“Actually, we’re looking for the people who love the people who play golf,” Miller said.
“It’s a simple business model: there’s green grass and people walk on it and you make sure they want to come back,” he said.
What about the playing element? Yes, you must be a solid player. You needn’t be a scratch. I was a Division I golfer, not a great one, and I promise the ones who actually reach the PGA, LPGA or Korn Ferry tours are ridiculous. They don’t miss 4-footers. Not to step on any dreams here, but that’s what we’re talking about — .0006 percent of players make the Tour, according to one study. Going off the data or being realistic, a smarter route into a golf career is through a PGM program like the one at UCCS.
Candidates there must carry a 12 handicap and, later on, pass a playing ability exam that requires a 4. The playing ability test is a 36-hole grind at Cheyenne Shadows, Denver’s Common Ground, Coyote Creek in Fort Lupton or other tracks around the state selected by the Colorado PGA and friend of the program Eddie Ainsworth.
“We wouldn’t have the success we’ve had without the Colorado PGA,” Miller said.
Yes, this all sounds like an advertisement, and it kind of is. It’s a tough job market out there. Think about all the expensive yet worthless college degrees, then consider how the UCCS PGM program has “100-percent job placement” for grads, according to Mark Bacheldor, the director. The program will send out roughly 50 interns next year, and they'll choose between 400 requests from golf courses, according to internship coordinator Jon Husby. He’s also a UCCS PGM grad and Army veteran, proof it’s never too late. Summers and some semesters are spent in paid internships where working the pro shop can command $18 per hour, teaching lessons up to $80 per hour.
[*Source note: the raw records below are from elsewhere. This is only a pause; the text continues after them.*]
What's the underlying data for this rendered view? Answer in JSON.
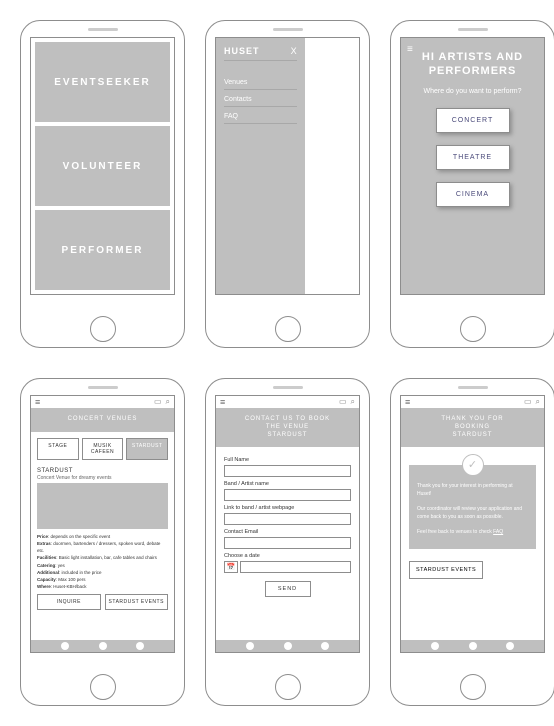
{
  "screen1": {
    "tiles": [
      "EVENTSEEKER",
      "VOLUNTEER",
      "PERFORMER"
    ]
  },
  "screen2": {
    "logo": "HUSET",
    "close": "X",
    "items": [
      "Venues",
      "Contacts",
      "FAQ"
    ]
  },
  "screen3": {
    "title": "HI ARTISTS AND PERFORMERS",
    "subtitle": "Where do you want to perform?",
    "buttons": [
      "CONCERT",
      "THEATRE",
      "CINEMA"
    ]
  },
  "screen4": {
    "header": "CONCERT VENUES",
    "filters": [
      {
        "label": "STAGE",
        "active": false
      },
      {
        "label": "MUSIK CAFEEN",
        "active": false
      },
      {
        "label": "STARDUST",
        "active": true
      }
    ],
    "venue_title": "STARDUST",
    "venue_sub": "Concert Venue for dreamy events",
    "details": [
      {
        "k": "Price",
        "v": "depends on the specific event"
      },
      {
        "k": "Extras",
        "v": "doormen, bartenders / dressers, spoken word, debate etc."
      },
      {
        "k": "Facilities",
        "v": "Basic light installation, bar, cafe tables and chairs"
      },
      {
        "k": "Catering",
        "v": "yes"
      },
      {
        "k": "Additional",
        "v": "included in the price"
      },
      {
        "k": "Capacity",
        "v": "Max 100 pers"
      },
      {
        "k": "Where",
        "v": "Huset-KBH/back"
      }
    ],
    "btn_inquire": "INQUIRE",
    "btn_events": "STARDUST EVENTS"
  },
  "screen5": {
    "header_line1": "Contact us to book",
    "header_line2": "the venue",
    "header_line3": "STARDUST",
    "fields": {
      "name": "Full Name",
      "band": "Band / Artist name",
      "link": "Link to band / artist webpage",
      "email": "Contact Email",
      "date": "Choose a date"
    },
    "date_icon": "📅",
    "send": "SEND"
  },
  "screen6": {
    "header_line1": "Thank you for",
    "header_line2": "booking",
    "header_line3": "STARDUST",
    "check": "✓",
    "p1": "Thank you for your interest in performing at Huset!",
    "p2a": "Our coordinator will review your application and come back to you as soon as possible.",
    "p3a": "Feel free back to venues to check ",
    "p3_link": "FAQ",
    "btn": "STARDUST EVENTS"
  }
}
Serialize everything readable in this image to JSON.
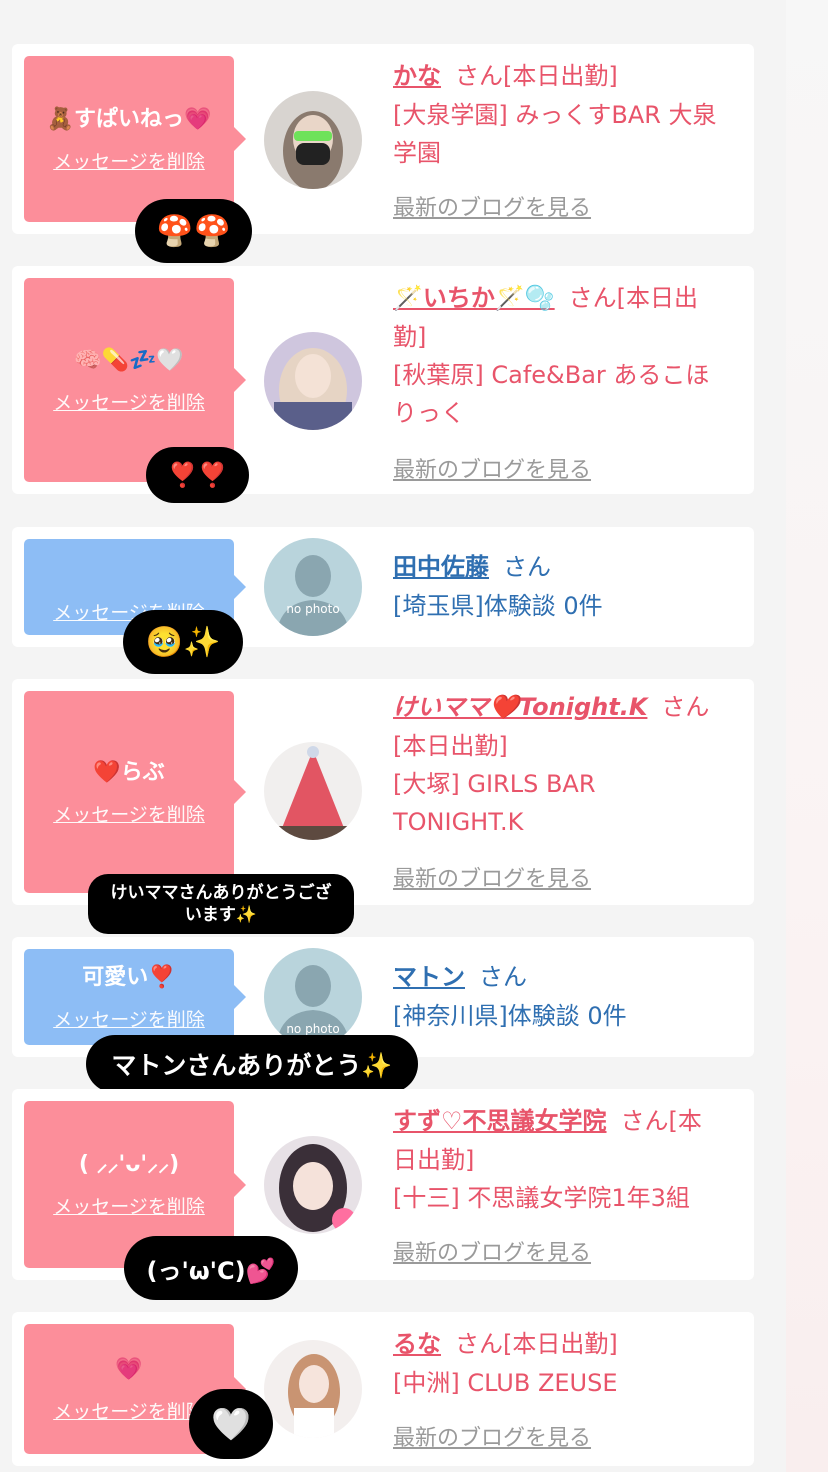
{
  "colors": {
    "bubble_pink": "#fc8e9a",
    "bubble_blue": "#8dbdf5",
    "name_pink": "#e8546a",
    "name_blue": "#2f6fb1",
    "blog_gray": "#9a9a9a"
  },
  "common": {
    "delete_label": "メッセージを削除",
    "blog_label": "最新のブログを見る"
  },
  "messages": [
    {
      "bubble_text": "🧸すぱいねっ💗",
      "name": "かな",
      "suffix": "さん[本日出勤]",
      "shop_line1": "[大泉学園] みっくすBAR 大泉",
      "shop_line2": "学園",
      "reaction": "🍄🍄"
    },
    {
      "bubble_text": "🧠💊💤🤍",
      "name": "🪄いちか🪄🫧",
      "suffix": "さん[本日出",
      "suffix2": "勤]",
      "shop_line1": "[秋葉原] Cafe&Bar あるこほ",
      "shop_line2": "りっく",
      "reaction": "❣️❣️"
    },
    {
      "bubble_text": "",
      "name": "田中佐藤",
      "suffix": "さん",
      "shop_line1": "[埼玉県]体験談 0件",
      "avatar_label": "no photo",
      "reaction": "🥹✨"
    },
    {
      "bubble_text": "❤️らぶ",
      "name": "けいママ❤️Tonight.K",
      "suffix": "さん",
      "shop_line1": "[本日出勤]",
      "shop_line2": "[大塚] GIRLS BAR",
      "shop_line3": "TONIGHT.K",
      "reaction_line1": "けいママさんありがとうござ",
      "reaction_line2": "います✨"
    },
    {
      "bubble_text": "可愛い❣️",
      "name": "マトン",
      "suffix": "さん",
      "shop_line1": "[神奈川県]体験談 0件",
      "avatar_label": "no photo",
      "reaction": "マトンさんありがとう✨"
    },
    {
      "bubble_text": "( ⸝⸝'ᴗ'⸝⸝)",
      "name": "すず♡不思議女学院",
      "suffix": "さん[本",
      "suffix2": "日出勤]",
      "shop_line1": "[十三] 不思議女学院1年3組",
      "reaction": "(っ'ω'C)💕"
    },
    {
      "bubble_text": "💗",
      "name": "るな",
      "suffix": "さん[本日出勤]",
      "shop_line1": "[中洲] CLUB ZEUSE",
      "reaction": "🤍"
    }
  ]
}
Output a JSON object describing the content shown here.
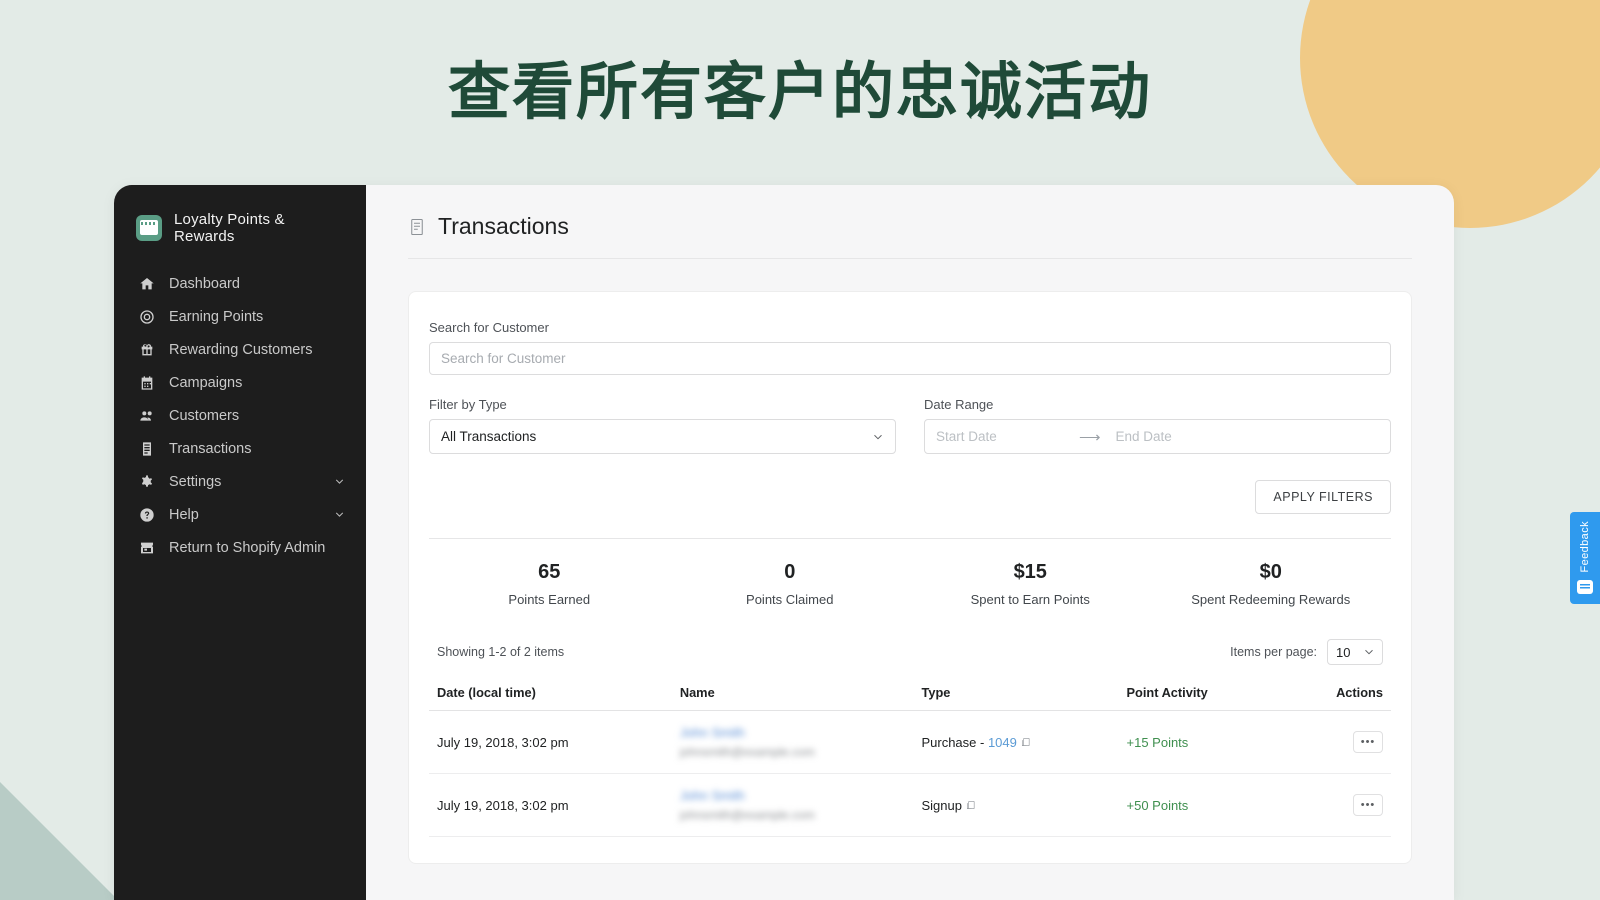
{
  "hero": {
    "title": "查看所有客户的忠诚活动"
  },
  "colors": {
    "page_bg": "#e3ebe7",
    "title_green": "#1f4a38",
    "circle_yellow": "#f0ca86",
    "triangle_sage": "#b8ccc6",
    "sidebar_dark": "#1d1d1d",
    "accent_blue": "#2f9aee",
    "points_green": "#3f8f4f",
    "link_blue": "#5b9bd5"
  },
  "sidebar": {
    "brand": {
      "name": "Loyalty Points & Rewards",
      "icon": "app-logo-icon"
    },
    "items": [
      {
        "label": "Dashboard",
        "icon": "home-icon",
        "chevron": false
      },
      {
        "label": "Earning Points",
        "icon": "target-icon",
        "chevron": false
      },
      {
        "label": "Rewarding Customers",
        "icon": "gift-icon",
        "chevron": false
      },
      {
        "label": "Campaigns",
        "icon": "calendar-icon",
        "chevron": false
      },
      {
        "label": "Customers",
        "icon": "people-icon",
        "chevron": false
      },
      {
        "label": "Transactions",
        "icon": "list-icon",
        "chevron": false
      },
      {
        "label": "Settings",
        "icon": "gear-icon",
        "chevron": true
      },
      {
        "label": "Help",
        "icon": "help-icon",
        "chevron": true
      },
      {
        "label": "Return to Shopify Admin",
        "icon": "store-icon",
        "chevron": false
      }
    ]
  },
  "page": {
    "title": "Transactions",
    "title_icon": "transactions-icon"
  },
  "filters": {
    "search_label": "Search for Customer",
    "search_value": "",
    "search_placeholder": "Search for Customer",
    "type_label": "Filter by Type",
    "type_value": "All Transactions",
    "date_label": "Date Range",
    "start_placeholder": "Start Date",
    "start_value": "",
    "end_placeholder": "End Date",
    "end_value": "",
    "apply_label": "APPLY FILTERS"
  },
  "stats": [
    {
      "value": "65",
      "label": "Points Earned"
    },
    {
      "value": "0",
      "label": "Points Claimed"
    },
    {
      "value": "$15",
      "label": "Spent to Earn Points"
    },
    {
      "value": "$0",
      "label": "Spent Redeeming Rewards"
    }
  ],
  "table": {
    "showing": "Showing 1-2 of 2 items",
    "items_per_page_label": "Items per page:",
    "items_per_page_value": "10",
    "headers": {
      "date": "Date (local time)",
      "name": "Name",
      "type": "Type",
      "points": "Point Activity",
      "actions": "Actions"
    },
    "rows": [
      {
        "date": "July 19, 2018, 3:02 pm",
        "name": "John Smith",
        "email": "johnsmith@example.com",
        "type_prefix": "Purchase - ",
        "type_order": "1049",
        "points": "+15 Points",
        "action_label": "•••"
      },
      {
        "date": "July 19, 2018, 3:02 pm",
        "name": "John Smith",
        "email": "johnsmith@example.com",
        "type_prefix": "Signup",
        "type_order": "",
        "points": "+50 Points",
        "action_label": "•••"
      }
    ]
  },
  "feedback": {
    "label": "Feedback",
    "icon": "feedback-icon"
  }
}
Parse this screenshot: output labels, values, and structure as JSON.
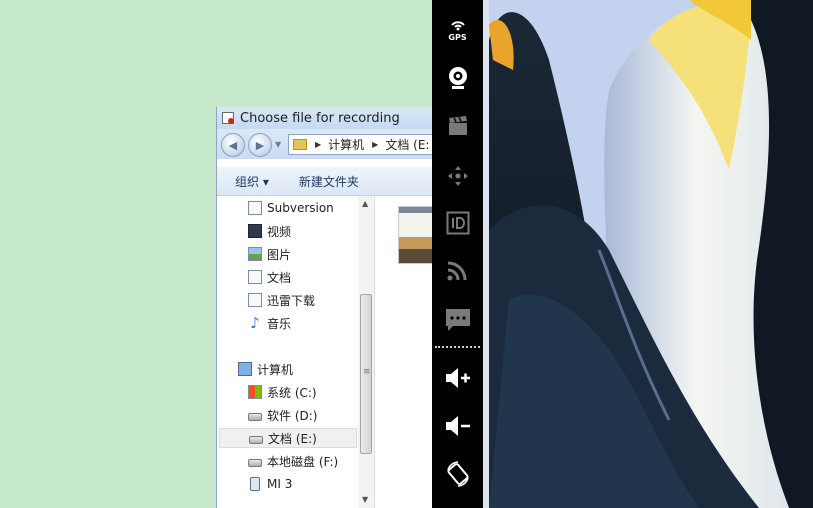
{
  "dialog": {
    "title": "Choose file for recording",
    "breadcrumb": [
      "计算机",
      "文档 (E:"
    ],
    "toolbar": {
      "organize_label": "组织 ▾",
      "new_folder_label": "新建文件夹"
    },
    "tree": [
      {
        "label": "Subversion",
        "icon": "document-icon"
      },
      {
        "label": "视频",
        "icon": "video-icon"
      },
      {
        "label": "图片",
        "icon": "picture-icon"
      },
      {
        "label": "文档",
        "icon": "document-icon"
      },
      {
        "label": "迅雷下载",
        "icon": "document-icon"
      },
      {
        "label": "音乐",
        "icon": "music-icon"
      },
      {
        "label": "计算机",
        "icon": "computer-icon"
      },
      {
        "label": "系统 (C:)",
        "icon": "system-drive-icon"
      },
      {
        "label": "软件 (D:)",
        "icon": "drive-icon"
      },
      {
        "label": "文档 (E:)",
        "icon": "drive-icon",
        "selected": true
      },
      {
        "label": "本地磁盘 (F:)",
        "icon": "drive-icon"
      },
      {
        "label": "MI 3",
        "icon": "phone-icon"
      }
    ]
  },
  "control_bar": {
    "gps_label": "GPS",
    "buttons": [
      "gps-icon",
      "webcam-icon",
      "clapperboard-icon",
      "dpad-icon",
      "id-icon",
      "rss-icon",
      "chat-icon",
      "volume-up-icon",
      "volume-down-icon",
      "rotate-icon"
    ]
  },
  "colors": {
    "desktop_bg": "#c6eacb",
    "control_bar_bg": "#000000",
    "dialog_chrome": "#c5d9f1"
  }
}
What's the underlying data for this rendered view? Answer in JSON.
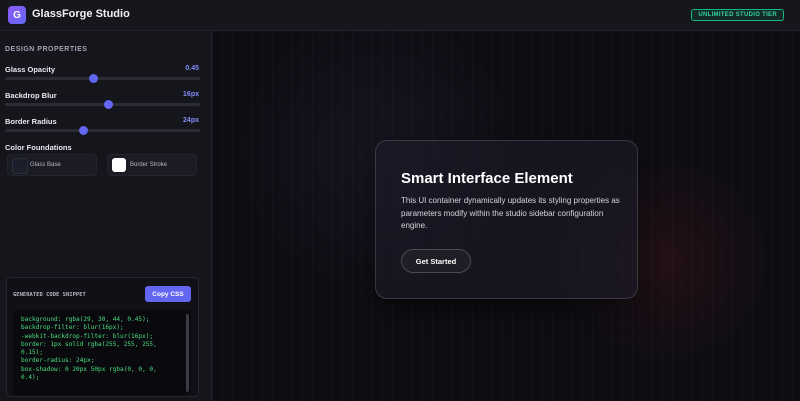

“Golf is starving for young talent. We just don’t have the young generation coming into the golf industry,” Bacheldor said. “And I think a lot of the younger candidates don’t know about us."
Hopefully they do now.
“You’re probably not going to make an extraordinary amount of money, but you’re going to be commuting to a golf course instead of a cubicle,” Miller said.
Gosh, is it too late to go back to school?